Apple has been talking about the post-PC era ever since the original iPad launch in 2010, with Steve Jobs suggesting that PCs would be the ‘trucks’ of the computing world while most people would be happy with ‘cars’ aka iPads.
I think if you’re looking at a PC, why would you buy a PC anymore? No really, why would you buy one? Yes, the iPad Pro is a replacement for a notebook or a desktop for many, many people. They will start using it and conclude they no longer need to use anything else, other than their phones.
It’s a stance I agree with … to some extent …
I’ve noted on several occasions that when non-tech friends ask for my advice on which laptop to buy, it’s not unusual for me to ask them what they want to do with it then end up recommending an iPad with keyboard. If all you want to do is email, web, video call and chat, an iPad is a perfectly capable device that offers a lot of advantages over a laptop.
An iPad is even easier to use than a Mac, is ultra-portable, offers a genuine 10-hour battery-life, provides the option of built-in mobile data – and the flexibility of switching between laptop mode with a keyboard and tablet mode without.
I’ve also argued that the old idea that iPads are for content consumption while Macs are for creation is outdated. A lot of us use iPads to create content. But that’s not the same as viewing it as a laptop replacement.
Cook wasn’t claiming that an iPad – Pro or not – can replace a laptop for everyone, and he even stopped short of using the words ‘most people.’ My own conclusion when I tried the iPad Pro was that it does push further into laptop territory than other iPads, but it’s still not a complete substitute.
Powerful as the iPad Pro is, there are still a number of tasks that need the additional power offered by a Mac. Video, audio and photo editing are obvious examples: you can do them on an iPad, but it would be a poor choice of primary device. Software developers, too, need Macs.
But even if you need neither the power nor the specialist apps of a Mac, there’s still one area where I think the iPad falls down when comparing it to a Mac: the lack of a user-accessible file-system.

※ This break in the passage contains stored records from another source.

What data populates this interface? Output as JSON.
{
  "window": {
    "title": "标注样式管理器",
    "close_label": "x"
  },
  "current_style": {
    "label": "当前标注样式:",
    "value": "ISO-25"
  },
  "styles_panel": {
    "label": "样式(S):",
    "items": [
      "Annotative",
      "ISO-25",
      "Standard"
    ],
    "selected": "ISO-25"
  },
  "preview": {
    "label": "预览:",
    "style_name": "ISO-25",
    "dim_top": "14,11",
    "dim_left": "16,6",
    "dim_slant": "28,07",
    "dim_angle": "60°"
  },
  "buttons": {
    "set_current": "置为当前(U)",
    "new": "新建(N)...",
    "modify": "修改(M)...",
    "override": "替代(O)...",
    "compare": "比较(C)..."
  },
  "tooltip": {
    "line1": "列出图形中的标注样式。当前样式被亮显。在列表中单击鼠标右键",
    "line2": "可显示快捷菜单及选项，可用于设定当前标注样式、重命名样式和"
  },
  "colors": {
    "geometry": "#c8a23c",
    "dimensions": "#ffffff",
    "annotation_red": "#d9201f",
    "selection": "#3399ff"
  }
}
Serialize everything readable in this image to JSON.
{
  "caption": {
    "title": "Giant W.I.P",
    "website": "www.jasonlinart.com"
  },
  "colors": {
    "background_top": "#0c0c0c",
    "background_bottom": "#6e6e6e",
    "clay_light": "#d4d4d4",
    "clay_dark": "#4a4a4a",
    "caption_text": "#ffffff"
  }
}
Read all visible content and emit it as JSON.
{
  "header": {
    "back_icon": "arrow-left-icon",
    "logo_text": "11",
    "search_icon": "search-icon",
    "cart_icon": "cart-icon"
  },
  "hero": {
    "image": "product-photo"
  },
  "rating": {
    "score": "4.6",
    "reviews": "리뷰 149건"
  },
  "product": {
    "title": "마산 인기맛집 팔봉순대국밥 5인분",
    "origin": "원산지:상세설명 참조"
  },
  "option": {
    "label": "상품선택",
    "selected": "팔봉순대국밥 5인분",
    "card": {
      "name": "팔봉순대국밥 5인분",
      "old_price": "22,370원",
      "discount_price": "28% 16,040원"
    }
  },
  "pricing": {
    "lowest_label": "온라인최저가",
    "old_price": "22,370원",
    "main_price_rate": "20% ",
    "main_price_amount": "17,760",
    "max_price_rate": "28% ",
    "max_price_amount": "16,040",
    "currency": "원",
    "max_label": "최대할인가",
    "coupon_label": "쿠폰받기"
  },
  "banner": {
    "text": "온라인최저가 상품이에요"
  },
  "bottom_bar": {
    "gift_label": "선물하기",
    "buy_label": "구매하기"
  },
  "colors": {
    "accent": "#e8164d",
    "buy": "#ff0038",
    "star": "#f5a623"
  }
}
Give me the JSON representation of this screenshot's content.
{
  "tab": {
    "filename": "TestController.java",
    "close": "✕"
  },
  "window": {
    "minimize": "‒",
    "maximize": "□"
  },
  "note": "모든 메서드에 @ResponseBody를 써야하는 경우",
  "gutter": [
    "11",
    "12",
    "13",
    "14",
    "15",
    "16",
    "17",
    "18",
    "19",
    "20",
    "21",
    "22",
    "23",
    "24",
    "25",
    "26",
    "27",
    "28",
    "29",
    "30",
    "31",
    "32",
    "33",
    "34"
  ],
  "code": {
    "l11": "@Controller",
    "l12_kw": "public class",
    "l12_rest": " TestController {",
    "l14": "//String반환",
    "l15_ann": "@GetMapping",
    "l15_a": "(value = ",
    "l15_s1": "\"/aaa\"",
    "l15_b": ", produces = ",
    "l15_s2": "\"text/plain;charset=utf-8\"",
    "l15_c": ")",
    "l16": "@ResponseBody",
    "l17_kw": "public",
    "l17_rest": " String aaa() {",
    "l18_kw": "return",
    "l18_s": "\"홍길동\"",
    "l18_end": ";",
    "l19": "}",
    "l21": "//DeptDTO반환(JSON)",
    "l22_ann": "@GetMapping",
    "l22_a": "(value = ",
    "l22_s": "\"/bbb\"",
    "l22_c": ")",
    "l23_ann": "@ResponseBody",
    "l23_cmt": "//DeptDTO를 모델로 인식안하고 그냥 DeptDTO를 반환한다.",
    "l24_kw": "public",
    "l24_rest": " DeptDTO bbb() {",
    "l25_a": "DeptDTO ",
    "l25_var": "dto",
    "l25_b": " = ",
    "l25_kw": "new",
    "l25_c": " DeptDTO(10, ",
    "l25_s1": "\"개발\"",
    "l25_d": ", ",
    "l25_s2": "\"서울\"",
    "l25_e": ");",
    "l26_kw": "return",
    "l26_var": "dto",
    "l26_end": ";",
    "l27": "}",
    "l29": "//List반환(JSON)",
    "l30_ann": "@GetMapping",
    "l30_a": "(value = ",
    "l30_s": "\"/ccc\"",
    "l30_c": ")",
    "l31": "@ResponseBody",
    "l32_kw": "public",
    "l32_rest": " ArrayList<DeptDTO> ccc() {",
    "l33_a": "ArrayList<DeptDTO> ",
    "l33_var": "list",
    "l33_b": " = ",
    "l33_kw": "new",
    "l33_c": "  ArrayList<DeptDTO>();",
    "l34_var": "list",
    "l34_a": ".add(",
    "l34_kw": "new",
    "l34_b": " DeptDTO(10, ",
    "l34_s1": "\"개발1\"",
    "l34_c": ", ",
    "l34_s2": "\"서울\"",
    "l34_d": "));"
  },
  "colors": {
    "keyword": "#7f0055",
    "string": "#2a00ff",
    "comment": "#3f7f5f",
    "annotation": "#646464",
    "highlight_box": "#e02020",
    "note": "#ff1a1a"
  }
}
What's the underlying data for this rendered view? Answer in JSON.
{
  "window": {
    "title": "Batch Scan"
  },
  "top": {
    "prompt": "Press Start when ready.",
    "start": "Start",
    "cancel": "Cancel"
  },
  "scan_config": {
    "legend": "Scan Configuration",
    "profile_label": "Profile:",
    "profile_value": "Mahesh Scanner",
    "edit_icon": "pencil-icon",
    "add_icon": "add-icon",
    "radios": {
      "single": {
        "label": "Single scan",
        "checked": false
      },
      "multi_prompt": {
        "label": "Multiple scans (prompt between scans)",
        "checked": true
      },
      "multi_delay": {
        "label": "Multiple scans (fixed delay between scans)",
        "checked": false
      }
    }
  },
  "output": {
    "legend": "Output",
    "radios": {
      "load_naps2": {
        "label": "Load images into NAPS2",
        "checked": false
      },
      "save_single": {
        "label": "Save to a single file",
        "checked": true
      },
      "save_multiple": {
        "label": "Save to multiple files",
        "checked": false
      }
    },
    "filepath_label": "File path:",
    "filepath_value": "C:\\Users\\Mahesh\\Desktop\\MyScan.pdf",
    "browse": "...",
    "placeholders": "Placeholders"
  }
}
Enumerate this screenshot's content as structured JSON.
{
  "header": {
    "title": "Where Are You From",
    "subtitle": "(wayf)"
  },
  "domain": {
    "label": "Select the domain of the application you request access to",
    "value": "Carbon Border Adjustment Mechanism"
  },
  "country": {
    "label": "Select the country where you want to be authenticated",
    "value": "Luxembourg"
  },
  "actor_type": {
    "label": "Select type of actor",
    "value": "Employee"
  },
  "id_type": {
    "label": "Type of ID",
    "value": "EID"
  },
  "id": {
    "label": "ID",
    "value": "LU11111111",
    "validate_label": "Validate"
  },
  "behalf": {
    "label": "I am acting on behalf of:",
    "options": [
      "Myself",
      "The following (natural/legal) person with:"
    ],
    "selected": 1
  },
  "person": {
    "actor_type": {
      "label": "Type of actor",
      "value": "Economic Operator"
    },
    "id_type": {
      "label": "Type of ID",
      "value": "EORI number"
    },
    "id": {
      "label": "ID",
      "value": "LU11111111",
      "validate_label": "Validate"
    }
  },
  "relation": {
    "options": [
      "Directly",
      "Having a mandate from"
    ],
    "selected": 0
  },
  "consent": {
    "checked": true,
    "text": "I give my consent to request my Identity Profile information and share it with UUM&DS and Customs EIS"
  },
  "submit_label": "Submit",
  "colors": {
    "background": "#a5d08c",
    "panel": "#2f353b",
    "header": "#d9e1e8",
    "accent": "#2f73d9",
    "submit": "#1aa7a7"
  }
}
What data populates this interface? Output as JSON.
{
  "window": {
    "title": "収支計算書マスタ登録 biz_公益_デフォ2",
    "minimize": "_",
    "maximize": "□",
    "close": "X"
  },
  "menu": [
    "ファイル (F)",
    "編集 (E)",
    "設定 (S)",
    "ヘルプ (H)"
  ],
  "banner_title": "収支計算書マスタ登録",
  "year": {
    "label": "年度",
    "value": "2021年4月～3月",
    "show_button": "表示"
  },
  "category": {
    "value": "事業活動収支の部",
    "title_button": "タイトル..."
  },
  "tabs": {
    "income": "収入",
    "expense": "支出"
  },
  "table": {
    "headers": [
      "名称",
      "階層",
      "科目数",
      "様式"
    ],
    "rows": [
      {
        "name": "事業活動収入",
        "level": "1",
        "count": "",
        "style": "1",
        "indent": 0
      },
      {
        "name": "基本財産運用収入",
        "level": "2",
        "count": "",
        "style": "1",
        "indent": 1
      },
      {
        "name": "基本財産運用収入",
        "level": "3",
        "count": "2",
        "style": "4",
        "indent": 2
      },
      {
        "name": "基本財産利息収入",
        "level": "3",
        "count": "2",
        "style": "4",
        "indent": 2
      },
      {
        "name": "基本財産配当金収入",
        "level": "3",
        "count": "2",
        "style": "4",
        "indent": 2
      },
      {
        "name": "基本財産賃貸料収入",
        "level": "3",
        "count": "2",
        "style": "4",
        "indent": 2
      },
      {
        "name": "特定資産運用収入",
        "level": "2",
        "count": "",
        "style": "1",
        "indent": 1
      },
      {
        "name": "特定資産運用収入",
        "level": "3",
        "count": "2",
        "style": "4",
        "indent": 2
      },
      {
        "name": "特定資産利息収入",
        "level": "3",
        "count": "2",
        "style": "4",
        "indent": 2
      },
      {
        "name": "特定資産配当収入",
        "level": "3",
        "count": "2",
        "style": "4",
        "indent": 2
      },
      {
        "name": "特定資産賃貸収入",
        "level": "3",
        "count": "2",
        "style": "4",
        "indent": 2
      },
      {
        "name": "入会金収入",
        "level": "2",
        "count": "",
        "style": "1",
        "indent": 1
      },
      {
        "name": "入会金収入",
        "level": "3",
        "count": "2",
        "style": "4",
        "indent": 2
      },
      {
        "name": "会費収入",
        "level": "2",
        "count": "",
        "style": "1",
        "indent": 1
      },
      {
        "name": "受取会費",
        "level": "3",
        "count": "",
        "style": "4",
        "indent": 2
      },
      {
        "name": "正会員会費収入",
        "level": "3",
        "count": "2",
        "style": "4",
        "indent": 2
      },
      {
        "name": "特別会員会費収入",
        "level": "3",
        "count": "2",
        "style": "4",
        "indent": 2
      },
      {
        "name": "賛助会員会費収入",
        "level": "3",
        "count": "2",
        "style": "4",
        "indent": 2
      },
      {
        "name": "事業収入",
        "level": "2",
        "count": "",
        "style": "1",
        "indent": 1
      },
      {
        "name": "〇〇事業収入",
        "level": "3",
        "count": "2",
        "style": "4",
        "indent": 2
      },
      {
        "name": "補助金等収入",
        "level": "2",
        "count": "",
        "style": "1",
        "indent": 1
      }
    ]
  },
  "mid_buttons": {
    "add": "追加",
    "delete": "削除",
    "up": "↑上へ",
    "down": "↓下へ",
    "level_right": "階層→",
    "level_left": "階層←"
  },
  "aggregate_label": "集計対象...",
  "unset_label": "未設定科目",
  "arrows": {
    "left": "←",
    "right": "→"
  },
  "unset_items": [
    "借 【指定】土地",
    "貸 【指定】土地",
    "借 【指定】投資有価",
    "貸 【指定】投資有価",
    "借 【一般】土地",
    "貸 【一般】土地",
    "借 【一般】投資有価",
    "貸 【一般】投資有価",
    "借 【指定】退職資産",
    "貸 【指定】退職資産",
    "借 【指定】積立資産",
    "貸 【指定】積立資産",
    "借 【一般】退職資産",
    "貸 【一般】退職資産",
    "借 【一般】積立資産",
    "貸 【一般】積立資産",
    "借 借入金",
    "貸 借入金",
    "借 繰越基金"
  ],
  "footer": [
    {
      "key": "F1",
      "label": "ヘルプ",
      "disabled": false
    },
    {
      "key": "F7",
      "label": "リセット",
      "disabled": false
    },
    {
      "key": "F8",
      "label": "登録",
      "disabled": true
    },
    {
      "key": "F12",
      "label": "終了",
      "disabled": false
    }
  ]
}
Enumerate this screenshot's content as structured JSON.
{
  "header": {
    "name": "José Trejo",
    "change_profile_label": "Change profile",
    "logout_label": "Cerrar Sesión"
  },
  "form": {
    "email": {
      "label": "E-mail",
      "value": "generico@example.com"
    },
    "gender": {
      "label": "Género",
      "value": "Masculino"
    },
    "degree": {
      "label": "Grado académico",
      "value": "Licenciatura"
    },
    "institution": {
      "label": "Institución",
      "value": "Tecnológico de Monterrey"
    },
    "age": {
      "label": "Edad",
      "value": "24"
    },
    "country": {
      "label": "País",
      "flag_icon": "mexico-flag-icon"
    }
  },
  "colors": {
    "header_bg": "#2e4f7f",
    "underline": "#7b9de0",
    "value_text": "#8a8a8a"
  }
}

Steve Jobs, of course, argued that a file-system was an outdated concept. Why should a user have to either know or care where their files were stored? They simply open the app and do whatever it is they need to do.
That works fine for simple tasks, but not for complex ones involving multiple apps. If you’re remodelling your home, for example, you’ll probably have photos that you’ve collected as inspiration. Web pages with products and ideas. Contractor quotes supplied in every file format imaginable. Costing spreadsheets. You may have created sketches in one app and floor plans in another. The various documents are likely to span at least half a dozen different apps, perhaps many more.
If you don’t have access to a file-system, this creates two problems. First, the pain of having to figure out which app contains the document you’re looking for. Did that quote from the electrician arrive as a Word document or a PDF? Did you save that cool idea for understair lighting as a photo or a webpage? Having to open up multiple apps in search of the one thing you need is very far removed indeed from a system that Just Works.
But there’s also the notion of the project being organized on our device the same way we think of it in our head. If you are tackling the project one room at a time, you may have a top-level folder called Home Remodelling and second-level folders for each room: Living-room, Kitchen, Bathroom and so on.
Alternatively, if you are approaching the project in several phases, your second-level folders might be Phase 1 Teardown, Phase 2 Construction, Phase 3 Decoration and so on. The ‘physical’ map of the project on your device should mirror your mental model of the project – and that requires a visible file-system.
I do completely understand that iOS was designed around the KISS principle. If a user doesn’t need to see something, keep it hidden. For a great many things I do on my iPhone and iPad, that approach is perfect.
When I open up the Photos app to show to a friend that photo I took yesterday, I don’t need to know where on my device that photo is stored: I can just open the app and tap on the photo. If it was a while ago, the tags created by the app mostly do the job.
But it’s less easy to find that photo I took in Hong Kong ten years ago. And I’m not going to use an iPad for any kind of project – even one as simple as planning a vacation – and a large part of the reason is the lack of a visible file-system. If Apple really wants to present the iPad as a true alternative to a PC, it needs to finally allow iOS to have one.
That needn’t mean making the existing iOS UI any more complex than it is today. I don’t need access to a System folder or Library folder. I don’t need folders to be front-and-center on the homescreen. I’d be completely fine with Apple tucking a visible folder structure away inside an iOS Finder app. But, in my view, an iPad isn’t ever going to replace a Mac without it.
Do you agree? Or are you happy to tackle even complex projects without a visible file-system? Please take our poll, and share your thoughts and experiences in the comments.